*** Opening of Data supplied ***

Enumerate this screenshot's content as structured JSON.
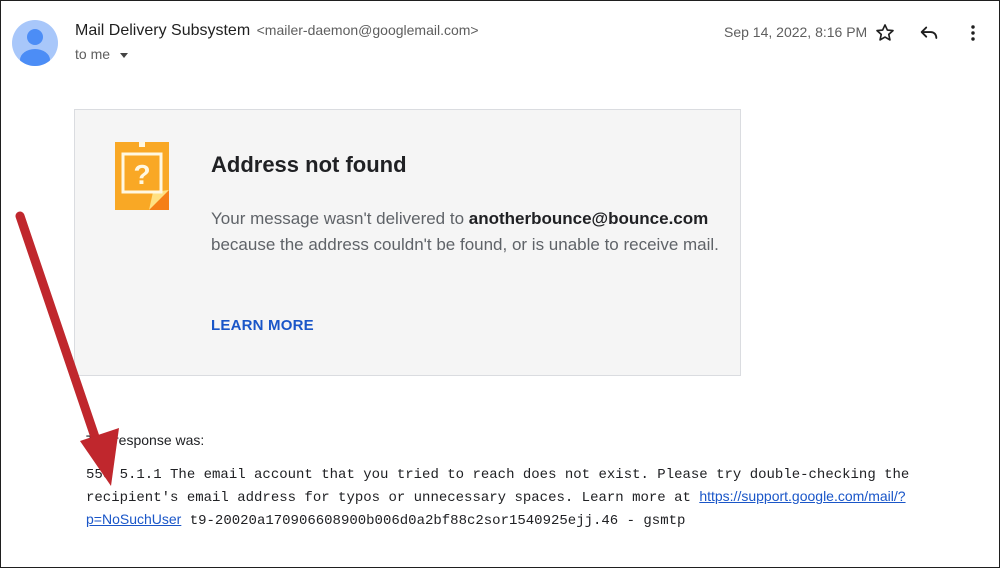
{
  "header": {
    "sender_name": "Mail Delivery Subsystem",
    "sender_email": "<mailer-daemon@googlemail.com>",
    "recipient": "to me",
    "date": "Sep 14, 2022, 8:16 PM",
    "icons": {
      "avatar": "person-avatar-icon",
      "star": "star-outline-icon",
      "reply": "reply-icon",
      "more": "more-vertical-icon",
      "recipient_toggle": "caret-down-icon"
    }
  },
  "card": {
    "icon": "document-question-icon",
    "title": "Address not found",
    "message_prefix": "Your message wasn't delivered to ",
    "address": "anotherbounce@bounce.com",
    "message_suffix": " because the address couldn't be found, or is unable to receive mail.",
    "learn_more": "LEARN MORE"
  },
  "response": {
    "label": "The response was:",
    "text_prefix": "550 5.1.1 The email account that you tried to reach does not exist. Please try double-checking the recipient's email address for typos or unnecessary spaces. Learn more at ",
    "link": "https://support.google.com/mail/?p=NoSuchUser",
    "text_suffix": " t9-20020a170906608900b006d0a2bf88c2sor1540925ejj.46 - gsmtp"
  },
  "colors": {
    "accent_link": "#1a56c8",
    "icon_orange": "#f9a825",
    "arrow_red": "#c0272d"
  }
}
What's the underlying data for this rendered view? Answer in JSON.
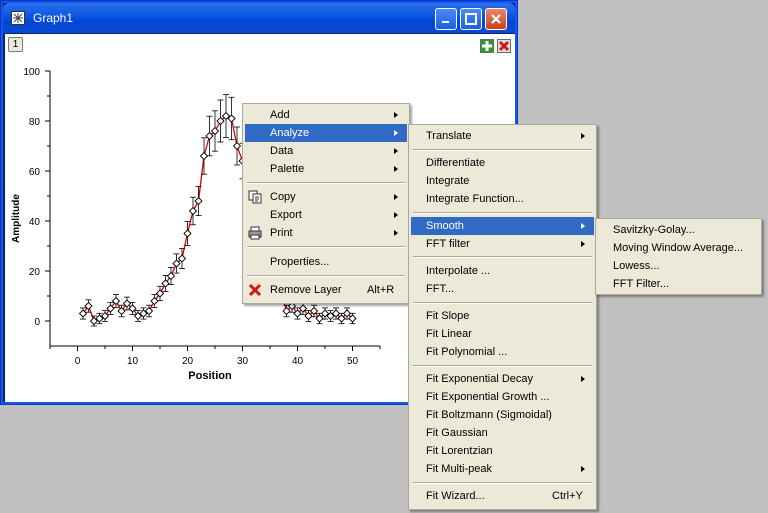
{
  "window": {
    "title": "Graph1",
    "layer_label": "1"
  },
  "plot": {
    "ylabel": "Amplitude",
    "xlabel": "Position",
    "xticks": [
      "0",
      "10",
      "20",
      "30",
      "40",
      "50"
    ],
    "yticks": [
      "0",
      "20",
      "40",
      "60",
      "80",
      "100"
    ]
  },
  "chart_data": {
    "type": "scatter",
    "xlabel": "Position",
    "ylabel": "Amplitude",
    "xlim": [
      -5,
      55
    ],
    "ylim": [
      -10,
      100
    ],
    "series": [
      {
        "points": [
          [
            1,
            3
          ],
          [
            2,
            6
          ],
          [
            3,
            0
          ],
          [
            4,
            1
          ],
          [
            5,
            2
          ],
          [
            6,
            5
          ],
          [
            7,
            8
          ],
          [
            8,
            4
          ],
          [
            9,
            7
          ],
          [
            10,
            5
          ],
          [
            11,
            2
          ],
          [
            12,
            3
          ],
          [
            13,
            4
          ],
          [
            14,
            8
          ],
          [
            15,
            11
          ],
          [
            16,
            15
          ],
          [
            17,
            18
          ],
          [
            18,
            23
          ],
          [
            19,
            25
          ],
          [
            20,
            35
          ],
          [
            21,
            44
          ],
          [
            22,
            48
          ],
          [
            23,
            66
          ],
          [
            24,
            74
          ],
          [
            25,
            76
          ],
          [
            26,
            80
          ],
          [
            27,
            82
          ],
          [
            28,
            81
          ],
          [
            29,
            70
          ],
          [
            30,
            64
          ],
          [
            31,
            58
          ],
          [
            38,
            4
          ],
          [
            39,
            6
          ],
          [
            40,
            3
          ],
          [
            41,
            5
          ],
          [
            42,
            2
          ],
          [
            43,
            4
          ],
          [
            44,
            1
          ],
          [
            45,
            3
          ],
          [
            46,
            2
          ],
          [
            47,
            3
          ],
          [
            48,
            1
          ],
          [
            49,
            3
          ],
          [
            50,
            1
          ]
        ]
      }
    ],
    "fit_color": "#e00000",
    "marker_color": "#000000"
  },
  "menu": {
    "items": [
      {
        "label": "Add"
      },
      {
        "label": "Analyze"
      },
      {
        "label": "Data"
      },
      {
        "label": "Palette"
      },
      {
        "label": "Copy"
      },
      {
        "label": "Export"
      },
      {
        "label": "Print"
      },
      {
        "label": "Properties..."
      },
      {
        "label": "Remove Layer",
        "shortcut": "Alt+R"
      }
    ]
  },
  "analyze_menu": {
    "items": [
      {
        "label": "Translate"
      },
      {
        "label": "Differentiate"
      },
      {
        "label": "Integrate"
      },
      {
        "label": "Integrate Function..."
      },
      {
        "label": "Smooth"
      },
      {
        "label": "FFT filter"
      },
      {
        "label": "Interpolate ..."
      },
      {
        "label": "FFT..."
      },
      {
        "label": "Fit Slope"
      },
      {
        "label": "Fit Linear"
      },
      {
        "label": "Fit Polynomial ..."
      },
      {
        "label": "Fit Exponential Decay"
      },
      {
        "label": "Fit Exponential Growth ..."
      },
      {
        "label": "Fit Boltzmann (Sigmoidal)"
      },
      {
        "label": "Fit Gaussian"
      },
      {
        "label": "Fit Lorentzian"
      },
      {
        "label": "Fit Multi-peak"
      },
      {
        "label": "Fit Wizard...",
        "shortcut": "Ctrl+Y"
      }
    ]
  },
  "smooth_menu": {
    "items": [
      {
        "label": "Savitzky-Golay..."
      },
      {
        "label": "Moving Window Average..."
      },
      {
        "label": "Lowess..."
      },
      {
        "label": "FFT Filter..."
      }
    ]
  },
  "colors": {
    "highlight": "#316ac5",
    "menu_bg": "#ece9d8",
    "titlebar": "#0a55e0"
  }
}
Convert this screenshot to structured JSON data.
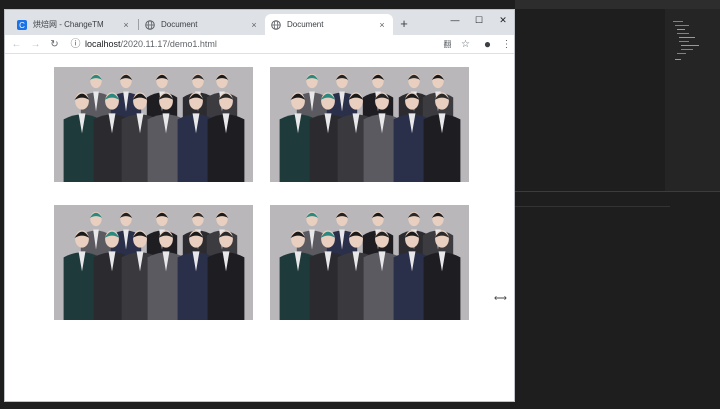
{
  "browser": {
    "tabs": [
      {
        "title": "烘焙网 - ChangeTM",
        "icon": "brand-logo-icon",
        "close": "×"
      },
      {
        "title": "Document",
        "icon": "globe-icon",
        "close": "×"
      },
      {
        "title": "Document",
        "icon": "globe-icon",
        "close": "×",
        "active": true
      }
    ],
    "new_tab": "+",
    "window_controls": {
      "minimize": "—",
      "maximize": "☐",
      "close": "✕"
    },
    "toolbar": {
      "back": "←",
      "forward": "→",
      "reload": "↻",
      "info": "ⓘ",
      "url_host": "localhost",
      "url_path": "/2020.11.17/demo1.html",
      "translate": "翻",
      "bookmark": "☆",
      "profile": "●",
      "menu": "⋮"
    }
  },
  "content": {
    "images": [
      {
        "name": "group-photo-1"
      },
      {
        "name": "group-photo-2"
      },
      {
        "name": "group-photo-3"
      },
      {
        "name": "group-photo-4"
      }
    ]
  },
  "cursor_glyph": "⟷",
  "colors": {
    "tabstrip": "#dee1e6",
    "editor_bg": "#1e1e1e",
    "brand": "#1a73e8"
  }
}
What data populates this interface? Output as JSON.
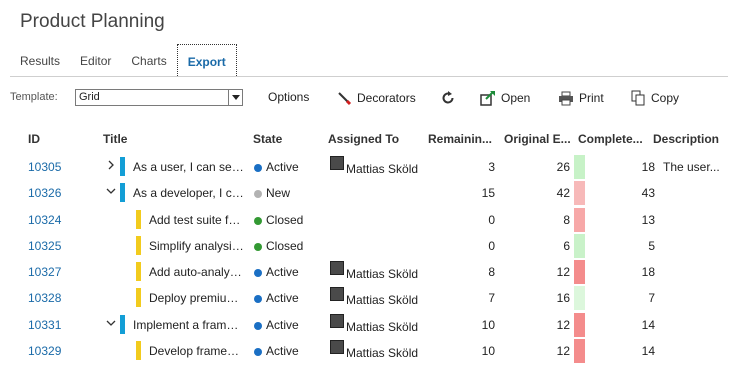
{
  "app": {
    "title": "Product Planning"
  },
  "tabs": [
    {
      "label": "Results"
    },
    {
      "label": "Editor"
    },
    {
      "label": "Charts"
    },
    {
      "label": "Export",
      "active": true
    }
  ],
  "toolbar": {
    "template_label": "Template:",
    "template_value": "Grid",
    "options_label": "Options",
    "decorators_label": "Decorators",
    "open_label": "Open",
    "print_label": "Print",
    "copy_label": "Copy"
  },
  "columns": {
    "id": "ID",
    "title": "Title",
    "state": "State",
    "assigned": "Assigned To",
    "remaining": "Remainin...",
    "original": "Original E...",
    "completed": "Complete...",
    "description": "Description"
  },
  "colors": {
    "accent": "#1a6aa8",
    "user_story": "#139ed6",
    "task": "#f2cb1d",
    "active": "#1a6fc4",
    "new": "#b2b2b2",
    "closed": "#339933"
  },
  "rows": [
    {
      "id": "10305",
      "expander": "collapsed",
      "level": 0,
      "type": "user_story",
      "title": "As a user, I can select...",
      "state": "Active",
      "state_color": "#1a6fc4",
      "assigned": "Mattias Sköld",
      "remaining": "3",
      "original": "26",
      "completed": "18",
      "swatch": "#c7f2c7",
      "description": "The user..."
    },
    {
      "id": "10326",
      "expander": "expanded",
      "level": 0,
      "type": "user_story",
      "title": "As a developer, I can...",
      "state": "New",
      "state_color": "#b2b2b2",
      "assigned": "",
      "remaining": "15",
      "original": "42",
      "completed": "43",
      "swatch": "#f7b9b9",
      "description": ""
    },
    {
      "id": "10324",
      "expander": "",
      "level": 1,
      "type": "task",
      "title": "Add test suite for...",
      "state": "Closed",
      "state_color": "#339933",
      "assigned": "",
      "remaining": "0",
      "original": "8",
      "completed": "13",
      "swatch": "#f7a8a8",
      "description": ""
    },
    {
      "id": "10325",
      "expander": "",
      "level": 1,
      "type": "task",
      "title": "Simplify analysis...",
      "state": "Closed",
      "state_color": "#339933",
      "assigned": "",
      "remaining": "0",
      "original": "6",
      "completed": "5",
      "swatch": "#c9f2c9",
      "description": ""
    },
    {
      "id": "10327",
      "expander": "",
      "level": 1,
      "type": "task",
      "title": "Add auto-analysis...",
      "state": "Active",
      "state_color": "#1a6fc4",
      "assigned": "Mattias Sköld",
      "remaining": "8",
      "original": "12",
      "completed": "18",
      "swatch": "#f48c8c",
      "description": ""
    },
    {
      "id": "10328",
      "expander": "",
      "level": 1,
      "type": "task",
      "title": "Deploy premium...",
      "state": "Active",
      "state_color": "#1a6fc4",
      "assigned": "Mattias Sköld",
      "remaining": "7",
      "original": "16",
      "completed": "7",
      "swatch": "#dcf7dc",
      "description": ""
    },
    {
      "id": "10331",
      "expander": "expanded",
      "level": 0,
      "type": "user_story",
      "title": "Implement a framework...",
      "state": "Active",
      "state_color": "#1a6fc4",
      "assigned": "Mattias Sköld",
      "remaining": "10",
      "original": "12",
      "completed": "14",
      "swatch": "#f48c8c",
      "description": ""
    },
    {
      "id": "10329",
      "expander": "",
      "level": 1,
      "type": "task",
      "title": "Develop framework...",
      "state": "Active",
      "state_color": "#1a6fc4",
      "assigned": "Mattias Sköld",
      "remaining": "10",
      "original": "12",
      "completed": "14",
      "swatch": "#f48c8c",
      "description": ""
    }
  ]
}
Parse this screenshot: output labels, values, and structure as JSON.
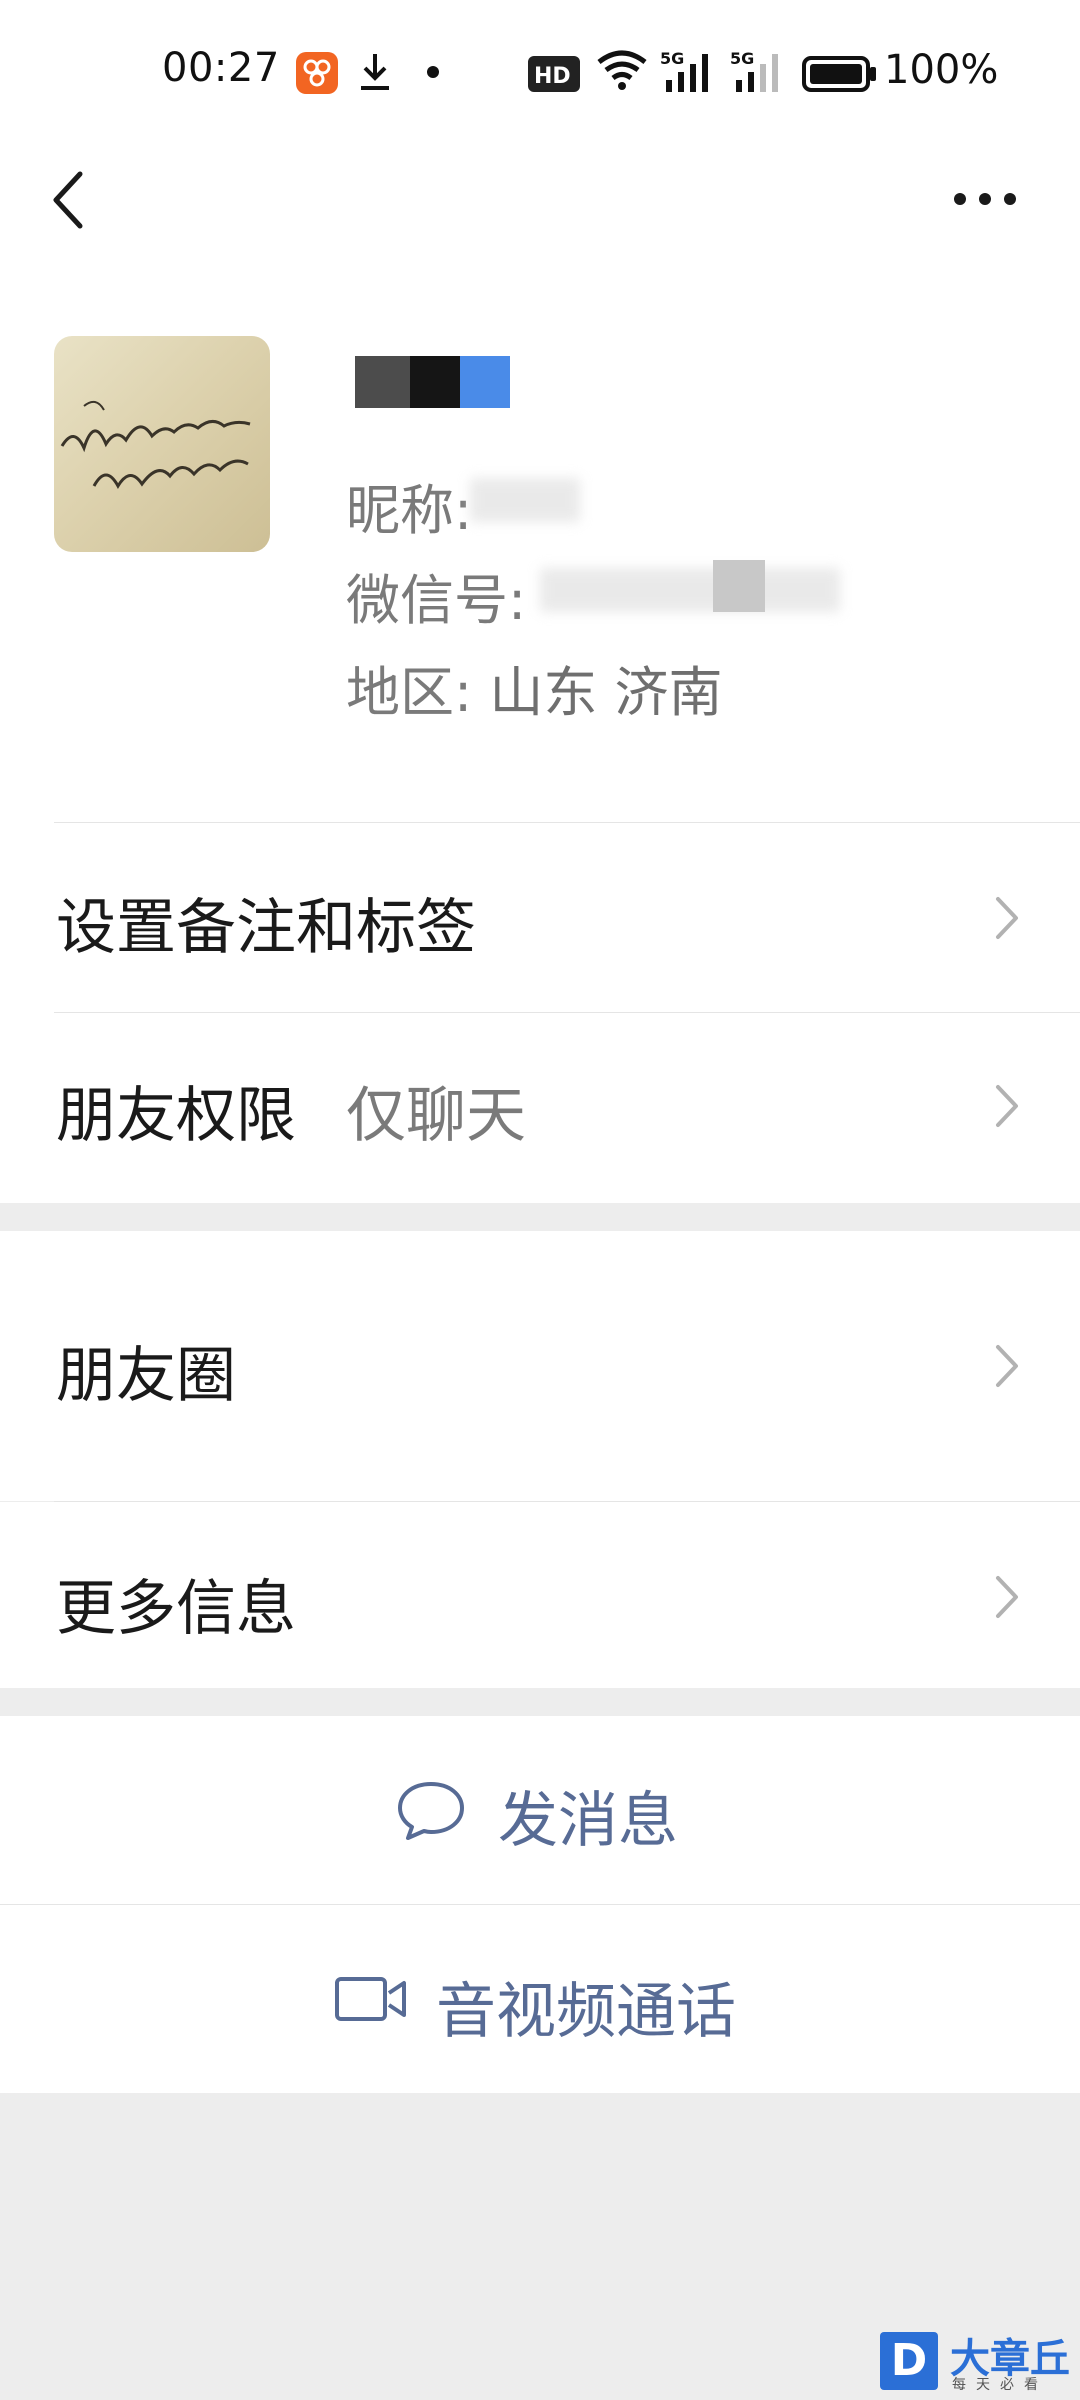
{
  "status_bar": {
    "time": "00:27",
    "battery_text": "100%",
    "network_1": "5G",
    "network_2": "5G",
    "hd_badge": "HD"
  },
  "nav": {
    "back_icon": "chevron-left-icon",
    "more_icon": "more-dots-icon"
  },
  "profile": {
    "nickname_label": "昵称:",
    "wechat_id_label": "微信号:",
    "region_label": "地区:",
    "region_value": "山东  济南"
  },
  "menu": {
    "remark_tags": "设置备注和标签",
    "friend_permission": "朋友权限",
    "friend_permission_value": "仅聊天",
    "moments": "朋友圈",
    "more_info": "更多信息"
  },
  "actions": {
    "send_message": "发消息",
    "av_call": "音视频通话"
  },
  "watermark": {
    "logo_letter": "D",
    "title": "大章丘",
    "subtitle": "每天必看"
  },
  "colors": {
    "link_blue": "#576b95",
    "background_gray": "#ededed",
    "watermark_blue": "#2b6fd6"
  }
}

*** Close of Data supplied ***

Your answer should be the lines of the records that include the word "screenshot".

▶ Solution to this task:
Enumerate this screenshot's content as structured JSON.
Convert this screenshot to structured JSON data.
Parse this screenshot: output labels, values, and structure as JSON.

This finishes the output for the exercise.